▶ **PROVIDED DATA**:
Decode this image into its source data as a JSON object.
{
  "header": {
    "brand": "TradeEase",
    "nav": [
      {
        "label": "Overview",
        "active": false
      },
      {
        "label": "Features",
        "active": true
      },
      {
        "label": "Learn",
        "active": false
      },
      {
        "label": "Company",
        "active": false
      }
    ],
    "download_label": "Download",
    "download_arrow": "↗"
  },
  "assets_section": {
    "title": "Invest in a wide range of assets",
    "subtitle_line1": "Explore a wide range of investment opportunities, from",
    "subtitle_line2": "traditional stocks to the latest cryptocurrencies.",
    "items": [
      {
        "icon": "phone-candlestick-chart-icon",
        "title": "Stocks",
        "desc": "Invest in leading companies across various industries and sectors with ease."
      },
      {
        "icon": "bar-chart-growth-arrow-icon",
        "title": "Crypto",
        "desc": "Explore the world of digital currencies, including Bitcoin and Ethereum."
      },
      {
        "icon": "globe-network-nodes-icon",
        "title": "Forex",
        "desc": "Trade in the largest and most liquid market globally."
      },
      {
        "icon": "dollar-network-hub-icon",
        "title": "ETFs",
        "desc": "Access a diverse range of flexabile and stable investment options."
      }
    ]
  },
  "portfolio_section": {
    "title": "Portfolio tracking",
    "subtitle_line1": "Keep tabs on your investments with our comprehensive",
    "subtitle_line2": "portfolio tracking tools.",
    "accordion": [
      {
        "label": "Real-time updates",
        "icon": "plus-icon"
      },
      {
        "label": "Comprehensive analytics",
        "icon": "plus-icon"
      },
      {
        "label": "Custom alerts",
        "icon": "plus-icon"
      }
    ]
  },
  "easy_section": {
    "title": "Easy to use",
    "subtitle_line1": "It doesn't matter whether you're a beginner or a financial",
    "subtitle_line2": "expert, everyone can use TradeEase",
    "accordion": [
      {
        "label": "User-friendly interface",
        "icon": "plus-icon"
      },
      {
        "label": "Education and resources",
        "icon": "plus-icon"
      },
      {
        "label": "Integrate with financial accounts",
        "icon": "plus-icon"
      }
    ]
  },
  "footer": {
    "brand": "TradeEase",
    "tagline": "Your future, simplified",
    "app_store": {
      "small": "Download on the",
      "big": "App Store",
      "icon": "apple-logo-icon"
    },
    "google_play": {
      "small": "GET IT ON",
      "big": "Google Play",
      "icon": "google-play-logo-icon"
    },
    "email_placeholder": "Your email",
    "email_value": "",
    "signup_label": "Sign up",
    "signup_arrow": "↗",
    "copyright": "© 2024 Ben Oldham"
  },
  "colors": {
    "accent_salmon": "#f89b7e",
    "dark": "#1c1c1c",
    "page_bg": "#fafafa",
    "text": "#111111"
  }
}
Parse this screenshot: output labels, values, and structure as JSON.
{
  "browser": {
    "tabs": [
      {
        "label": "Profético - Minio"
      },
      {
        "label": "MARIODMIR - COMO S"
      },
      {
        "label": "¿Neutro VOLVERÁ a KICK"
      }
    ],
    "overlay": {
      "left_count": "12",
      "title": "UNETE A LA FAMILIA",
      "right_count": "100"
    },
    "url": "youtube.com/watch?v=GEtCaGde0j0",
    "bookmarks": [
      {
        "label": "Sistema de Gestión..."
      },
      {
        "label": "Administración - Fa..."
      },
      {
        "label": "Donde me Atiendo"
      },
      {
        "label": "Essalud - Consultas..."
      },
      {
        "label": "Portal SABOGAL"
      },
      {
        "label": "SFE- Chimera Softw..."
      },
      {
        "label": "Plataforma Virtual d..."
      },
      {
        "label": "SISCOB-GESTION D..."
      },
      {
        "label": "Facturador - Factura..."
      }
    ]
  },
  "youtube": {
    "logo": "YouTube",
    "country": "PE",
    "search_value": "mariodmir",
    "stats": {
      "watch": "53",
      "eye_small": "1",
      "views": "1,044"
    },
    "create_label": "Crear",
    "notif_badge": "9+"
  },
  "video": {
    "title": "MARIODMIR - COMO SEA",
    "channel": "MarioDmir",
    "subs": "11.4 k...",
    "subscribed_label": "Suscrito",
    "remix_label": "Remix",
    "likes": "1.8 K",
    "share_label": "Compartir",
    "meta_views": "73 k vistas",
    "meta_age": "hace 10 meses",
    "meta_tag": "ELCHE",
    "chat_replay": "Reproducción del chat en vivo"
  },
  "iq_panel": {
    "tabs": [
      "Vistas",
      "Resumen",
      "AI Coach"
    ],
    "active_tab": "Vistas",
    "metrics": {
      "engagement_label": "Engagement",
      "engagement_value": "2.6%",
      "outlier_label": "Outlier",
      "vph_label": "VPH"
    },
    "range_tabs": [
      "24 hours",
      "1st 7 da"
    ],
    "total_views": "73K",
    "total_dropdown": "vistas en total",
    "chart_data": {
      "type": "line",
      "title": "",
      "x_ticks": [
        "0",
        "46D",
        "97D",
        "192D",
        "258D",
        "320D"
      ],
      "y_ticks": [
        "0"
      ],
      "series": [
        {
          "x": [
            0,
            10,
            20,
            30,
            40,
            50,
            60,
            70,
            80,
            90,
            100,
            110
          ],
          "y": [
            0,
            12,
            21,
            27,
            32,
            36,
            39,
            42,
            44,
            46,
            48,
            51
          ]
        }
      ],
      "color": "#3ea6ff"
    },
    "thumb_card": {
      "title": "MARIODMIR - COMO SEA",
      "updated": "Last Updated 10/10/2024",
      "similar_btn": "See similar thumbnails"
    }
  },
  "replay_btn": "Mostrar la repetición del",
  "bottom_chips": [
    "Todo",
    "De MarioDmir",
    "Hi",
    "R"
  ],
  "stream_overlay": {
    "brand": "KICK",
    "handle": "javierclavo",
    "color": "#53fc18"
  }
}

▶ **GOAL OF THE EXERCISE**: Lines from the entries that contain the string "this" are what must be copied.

▶ **WRITTEN ANSWER**:
Decode this image into its source data as a JSON object.
Parse this screenshot: output labels, values, and structure as JSON.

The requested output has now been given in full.